**Task directions**
In the entries below, the word "avatar" appears on some lines. Copy each of those lines.

**Extracted records**
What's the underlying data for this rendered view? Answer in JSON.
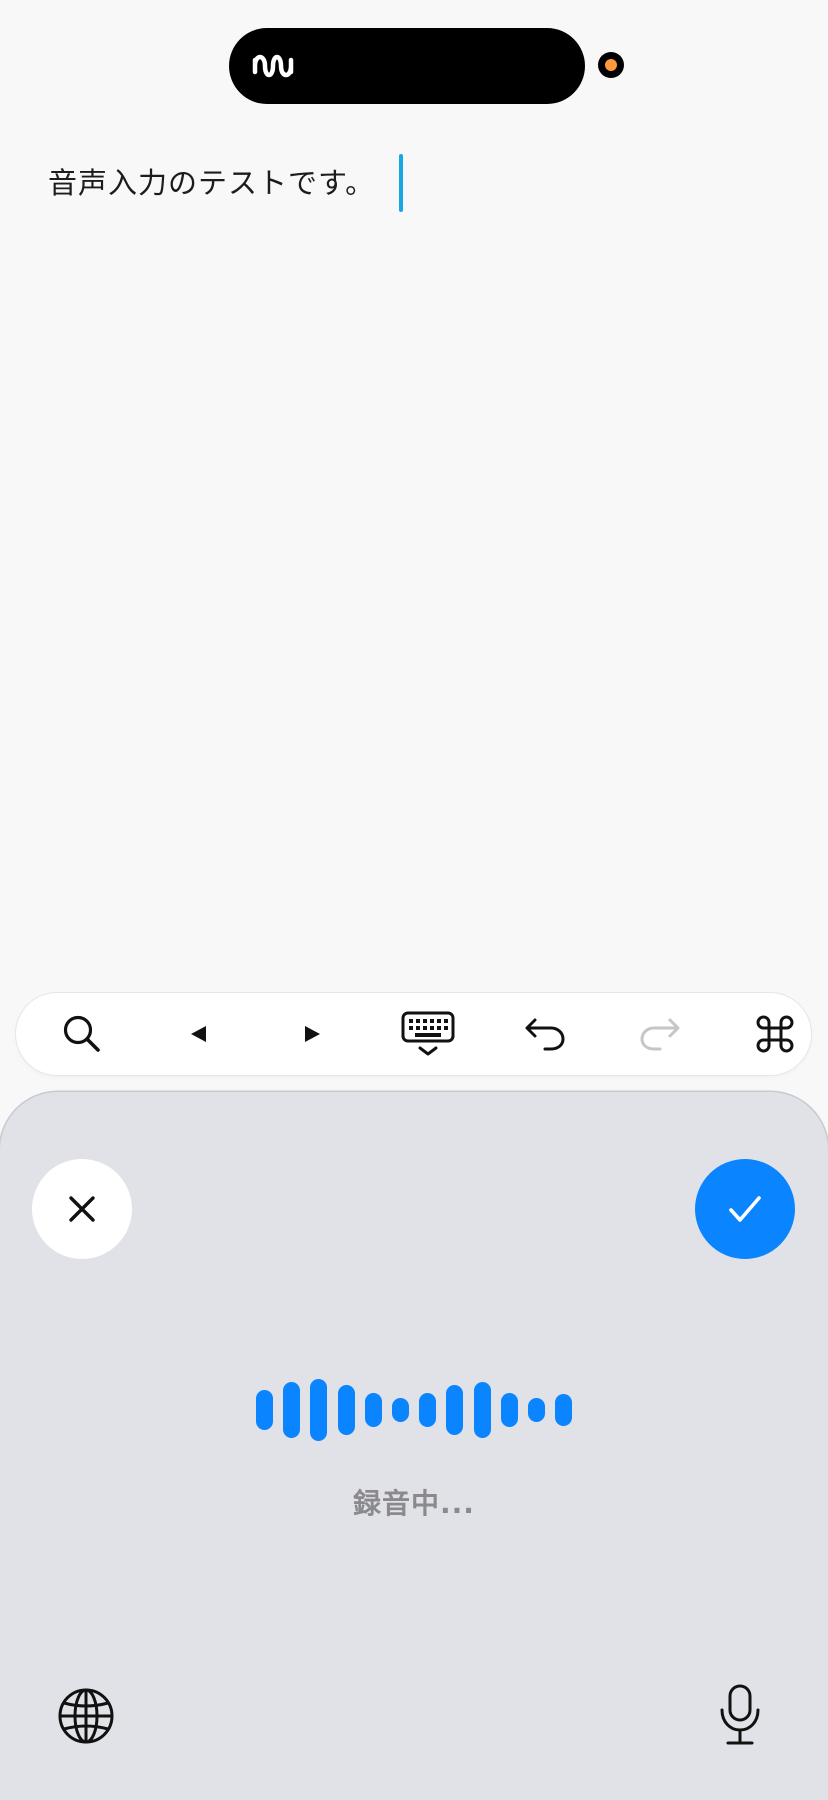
{
  "status_bar": {
    "live_activity_icon": "waveform-icon",
    "recording_indicator_color": "#ff9a3c"
  },
  "editor": {
    "text": "音声入力のテストです。",
    "caret_color": "#19a6e6"
  },
  "toolbar": {
    "items": [
      {
        "name": "search-button",
        "icon": "magnifier-icon"
      },
      {
        "name": "cursor-left-button",
        "icon": "triangle-left-icon"
      },
      {
        "name": "cursor-right-button",
        "icon": "triangle-right-icon"
      },
      {
        "name": "dismiss-keyboard-button",
        "icon": "keyboard-dismiss-icon"
      },
      {
        "name": "undo-button",
        "icon": "undo-arrow-icon"
      },
      {
        "name": "redo-button",
        "icon": "redo-arrow-icon",
        "disabled": true
      },
      {
        "name": "command-button",
        "icon": "command-icon"
      }
    ]
  },
  "voice_panel": {
    "cancel_icon": "close-icon",
    "confirm_icon": "checkmark-icon",
    "accent_color": "#0a84ff",
    "status_text": "録音中...",
    "globe_icon": "globe-icon",
    "mic_icon": "microphone-icon",
    "level_bars": [
      0.62,
      0.86,
      0.98,
      0.78,
      0.54,
      0.36,
      0.54,
      0.78,
      0.86,
      0.54,
      0.36,
      0.49
    ]
  }
}
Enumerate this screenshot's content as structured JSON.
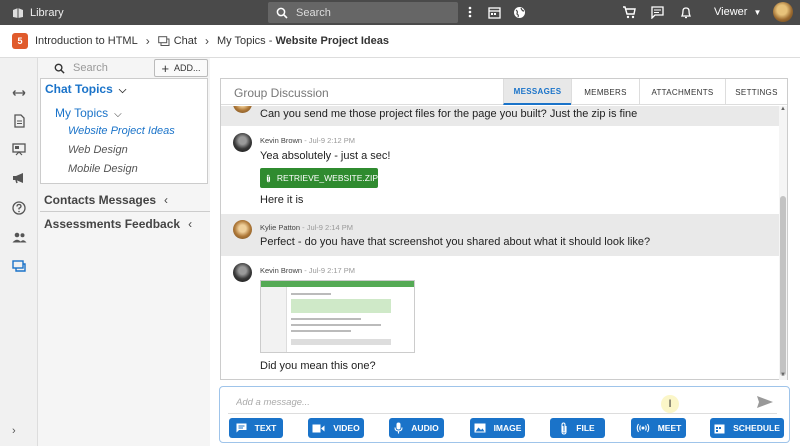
{
  "topbar": {
    "library_label": "Library",
    "search_placeholder": "Search",
    "viewer_label": "Viewer"
  },
  "breadcrumb": {
    "course": "Introduction to HTML",
    "section": "Chat",
    "topics": "My Topics",
    "separator": " - ",
    "current": "Website Project Ideas"
  },
  "sidebar": {
    "search_placeholder": "Search",
    "add_label": "ADD...",
    "chat_topics_label": "Chat Topics",
    "my_topics_label": "My Topics",
    "topics": [
      "Website Project Ideas",
      "Web Design",
      "Mobile Design"
    ],
    "contacts_label": "Contacts Messages",
    "assessments_label": "Assessments Feedback"
  },
  "conversation": {
    "title": "Group Discussion",
    "tabs": [
      "MESSAGES",
      "MEMBERS",
      "ATTACHMENTS",
      "SETTINGS"
    ],
    "active_tab": "MESSAGES",
    "messages": [
      {
        "author": "",
        "time": "",
        "text": "Can you send me those project files for the page you built? Just the zip is fine"
      },
      {
        "author": "Kevin Brown",
        "time": " - Jul-9 2:12 PM",
        "text": "Yea absolutely - just a sec!",
        "attachment": "RETRIEVE_WEBSITE.ZIP",
        "text2": "Here it is"
      },
      {
        "author": "Kylie Patton",
        "time": " - Jul-9 2:14 PM",
        "text": "Perfect - do you have that screenshot you shared about what it should look like?"
      },
      {
        "author": "Kevin Brown",
        "time": " - Jul-9 2:17 PM",
        "text": "Did you mean this one?"
      }
    ]
  },
  "compose": {
    "placeholder": "Add a message...",
    "buttons": [
      "TEXT",
      "VIDEO",
      "AUDIO",
      "IMAGE",
      "FILE",
      "MEET",
      "SCHEDULE"
    ]
  },
  "colors": {
    "accent": "#1a73c9",
    "topbar": "#4a4a4a",
    "file_chip": "#2f8b2f"
  }
}
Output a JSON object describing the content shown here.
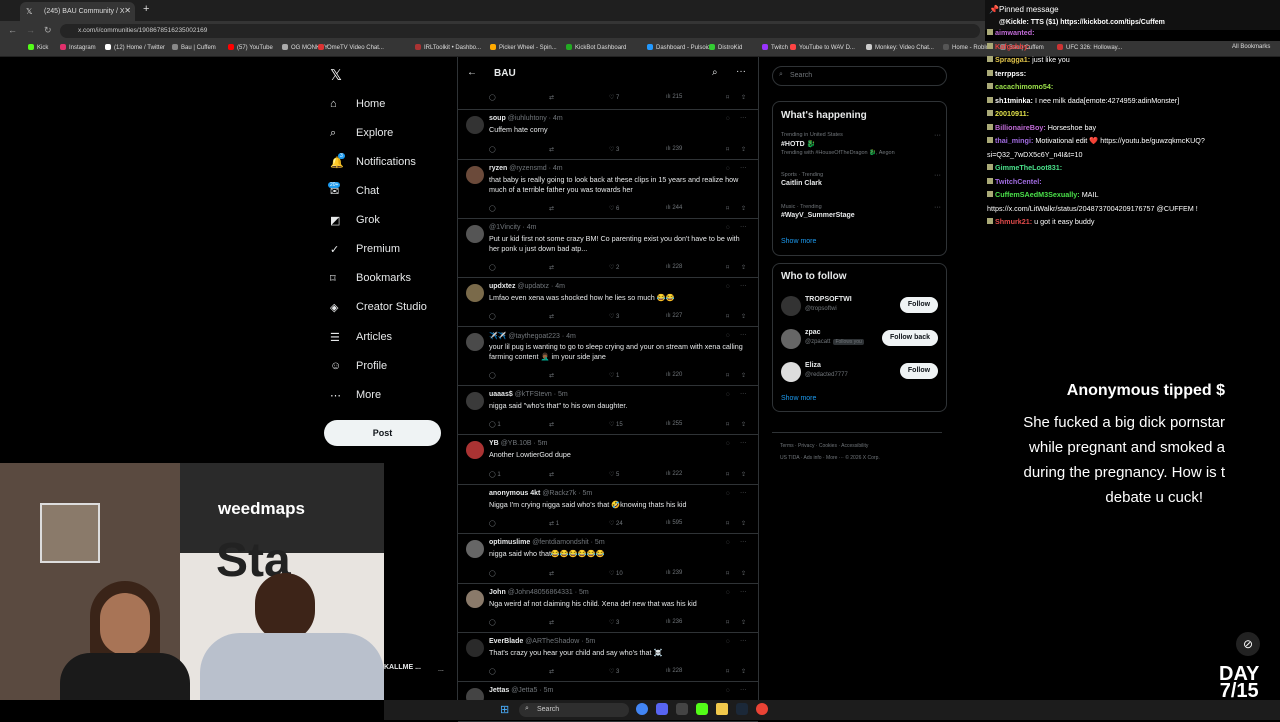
{
  "browser": {
    "tabs": [
      {
        "label": "(245) BAU Community / X",
        "active": true
      }
    ],
    "new_tab": "+",
    "url": "x.com/i/communities/1908678516235002169",
    "bookmarks": [
      "Kick",
      "Instagram",
      "(12) Home / Twitter",
      "Bau | Cuffem",
      "(57) YouTube",
      "OG MONKEY",
      "OmeTV Video Chat...",
      "IRLToolkit • Dashbo...",
      "Picker Wheel - Spin...",
      "KickBot Dashboard",
      "Dashboard - Pulsoid",
      "DistroKid",
      "Twitch",
      "YouTube to WAV D...",
      "Monkey: Video Chat...",
      "Home - Roblox",
      "Bau | Cuffem",
      "UFC 326: Holloway..."
    ],
    "all_bookmarks": "All Bookmarks"
  },
  "sidebar": {
    "items": [
      {
        "label": "Home",
        "icon": "home-icon"
      },
      {
        "label": "Explore",
        "icon": "search-icon"
      },
      {
        "label": "Notifications",
        "icon": "bell-icon"
      },
      {
        "label": "Chat",
        "icon": "chat-icon"
      },
      {
        "label": "Grok",
        "icon": "grok-icon"
      },
      {
        "label": "Premium",
        "icon": "premium-icon"
      },
      {
        "label": "Bookmarks",
        "icon": "bookmark-icon"
      },
      {
        "label": "Creator Studio",
        "icon": "creator-icon"
      },
      {
        "label": "Articles",
        "icon": "articles-icon"
      },
      {
        "label": "Profile",
        "icon": "profile-icon"
      },
      {
        "label": "More",
        "icon": "more-icon"
      }
    ],
    "notif_badge": "3",
    "chat_badge": "20+",
    "post_label": "Post",
    "account_name": "KALLME ...",
    "account_more": "..."
  },
  "feed": {
    "title": "BAU",
    "top_counts": {
      "likes": "7",
      "views": "215"
    },
    "posts": [
      {
        "name": "soup",
        "handle": "@iuhluhtony · 4m",
        "text": "Cuffem hate corny",
        "replies": "",
        "likes": "3",
        "views": "239",
        "avatar": "#333"
      },
      {
        "name": "ryzen",
        "handle": "@ryzensmd · 4m",
        "text": "that baby is really going to look back at these clips in 15 years and realize how much of a terrible father you was towards her",
        "replies": "",
        "likes": "6",
        "views": "244",
        "avatar": "#6b4a3a"
      },
      {
        "name": "",
        "handle": "@1Vincity · 4m",
        "text": "Put ur kid first not some crazy BM! Co parenting exist you don't have to be with her ponk u just down bad atp...",
        "replies": "",
        "likes": "2",
        "views": "228",
        "avatar": "#555"
      },
      {
        "name": "updxtez",
        "handle": "@updatxz · 4m",
        "text": "Lmfao even xena was shocked how he lies so much 😂😂",
        "replies": "",
        "likes": "3",
        "views": "227",
        "avatar": "#7a6a4a"
      },
      {
        "name": "✈️✈️",
        "handle": "@taythegoat223 · 4m",
        "text": "your lil pug is  wanting to go to sleep crying and your on stream with xena calling farming content 🤦🏾‍♂️ im your side jane",
        "replies": "",
        "likes": "1",
        "views": "220",
        "avatar": "#4a4a4a"
      },
      {
        "name": "uaaas$",
        "handle": "@kTFStevn · 5m",
        "text": "nigga said \"who's that\" to his own daughter.",
        "replies": "1",
        "likes": "15",
        "views": "255",
        "avatar": "#3a3a3a"
      },
      {
        "name": "YB",
        "handle": "@YB.10B · 5m",
        "text": "Another LowtierGod dupe",
        "replies": "1",
        "likes": "5",
        "views": "222",
        "avatar": "#a33"
      },
      {
        "name": "anonymous 4kt",
        "handle": "@Rackz7k · 5m",
        "text": "Nigga I'm crying nigga said who's that 🤣knowing thats his kid",
        "replies": "",
        "likes": "24",
        "views": "595",
        "avatar": "#000"
      },
      {
        "name": "optimuslime",
        "handle": "@fentdiamondshit · 5m",
        "text": "nigga said who that😂😂😂😂😂😂",
        "replies": "",
        "likes": "10",
        "views": "239",
        "avatar": "#666"
      },
      {
        "name": "John",
        "handle": "@John48056864331 · 5m",
        "text": "Nga weird af not claiming his child. Xena def new that was his kid",
        "replies": "",
        "likes": "3",
        "views": "236",
        "avatar": "#8a7a6a"
      },
      {
        "name": "EverBlade",
        "handle": "@ARTheShadow · 5m",
        "text": "That's crazy you hear your child and say who's that ☠️",
        "replies": "",
        "likes": "3",
        "views": "228",
        "avatar": "#2a2a2a"
      },
      {
        "name": "Jettas",
        "handle": "@Jetta5 · 5m",
        "text": "",
        "replies": "",
        "likes": "",
        "views": "",
        "avatar": "#444"
      }
    ],
    "retweet_counts": {
      "anonymous": "1"
    }
  },
  "right": {
    "search_placeholder": "Search",
    "happening_title": "What's happening",
    "trends": [
      {
        "meta": "Trending in United States",
        "name": "#HOTD 🐉",
        "sub": "Trending with #HouseOfTheDragon 🐉, Aegon"
      },
      {
        "meta": "Sports · Trending",
        "name": "Caitlin Clark",
        "sub": ""
      },
      {
        "meta": "Music · Trending",
        "name": "#WayV_SummerStage",
        "sub": ""
      }
    ],
    "show_more": "Show more",
    "follow_title": "Who to follow",
    "follows": [
      {
        "name": "TROPSOFTWI",
        "handle": "@tropsoftwi",
        "button": "Follow",
        "follows_you": ""
      },
      {
        "name": "zpac",
        "handle": "@zpacatt",
        "button": "Follow back",
        "follows_you": "Follows you"
      },
      {
        "name": "Eliza",
        "handle": "@redacted7777",
        "button": "Follow",
        "follows_you": ""
      }
    ],
    "show_more2": "Show more",
    "footer1": "Terms · Privacy · Cookies · Accessibility",
    "footer2": "US TIDA · Ads info · More ··· © 2026 X Corp."
  },
  "chat": {
    "pinned_label": "Pinned message",
    "pinned_text": "@Kickle: TTS ($1) https://kickbot.com/tips/Cuffem",
    "lines": [
      {
        "user": "aimwanted:",
        "text": "",
        "color": "#c06bd6"
      },
      {
        "user": "Kafgabby:",
        "text": "",
        "color": "#e04040"
      },
      {
        "user": "Spragga1:",
        "text": "just like you",
        "color": "#e0c34a"
      },
      {
        "user": "terrppss:",
        "text": "",
        "color": "#fff"
      },
      {
        "user": "cacachimomo54:",
        "text": "",
        "color": "#9be04a"
      },
      {
        "user": "sh1tminka:",
        "text": "I nee milk dada[emote:4274959:adinMonster]",
        "color": "#fff"
      },
      {
        "user": "20010911:",
        "text": "",
        "color": "#e0e04a"
      },
      {
        "user": "BillionaireBoy:",
        "text": "Horseshoe bay",
        "color": "#c06bd6"
      },
      {
        "user": "thai_mingi:",
        "text": "Motivational edit ❤️ https://youtu.be/guwzqkmcKUQ?",
        "color": "#a06be0"
      },
      {
        "user": "",
        "text": "si=Q32_7wDX5c6Y_n4I&t=10",
        "color": "#fff"
      },
      {
        "user": "GimmeTheLoot831:",
        "text": "",
        "color": "#4ae08a"
      },
      {
        "user": "TwitchCentel:",
        "text": "",
        "color": "#a06be0"
      },
      {
        "user": "CuffemSAedM3Sexually:",
        "text": "MAIL",
        "color": "#4ae04a"
      },
      {
        "user": "",
        "text": "https://x.com/LitWalkr/status/2048737004209176757 @CUFFEM !",
        "color": "#fff"
      },
      {
        "user": "Shmurk21:",
        "text": "u got it easy buddy",
        "color": "#e04a4a"
      }
    ],
    "tip_title": "Anonymous tipped $",
    "tip_lines": [
      "She fucked a big dick pornstar",
      "while pregnant and smoked a",
      "during the pregnancy. How is t",
      "debate u cuck!"
    ]
  },
  "overlay": {
    "day": "DAY",
    "count": "7/15"
  },
  "taskbar": {
    "search": "Search"
  },
  "stream": {
    "sign": "weedmaps",
    "letters": "Sta"
  }
}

**Response area**
        "avatar": "#333"
        "avatar": "#6b4a3a"
        "avatar": "#555"
        "avatar": "#7a6a4a"
        "avatar": "#4a4a4a"
        "avatar": "#3a3a3a"
        "avatar": "#a33"
        "avatar": "#000"
        "avatar": "#666"
        "avatar": "#8a7a6a"
        "avatar": "#2a2a2a"
        "avatar": "#444"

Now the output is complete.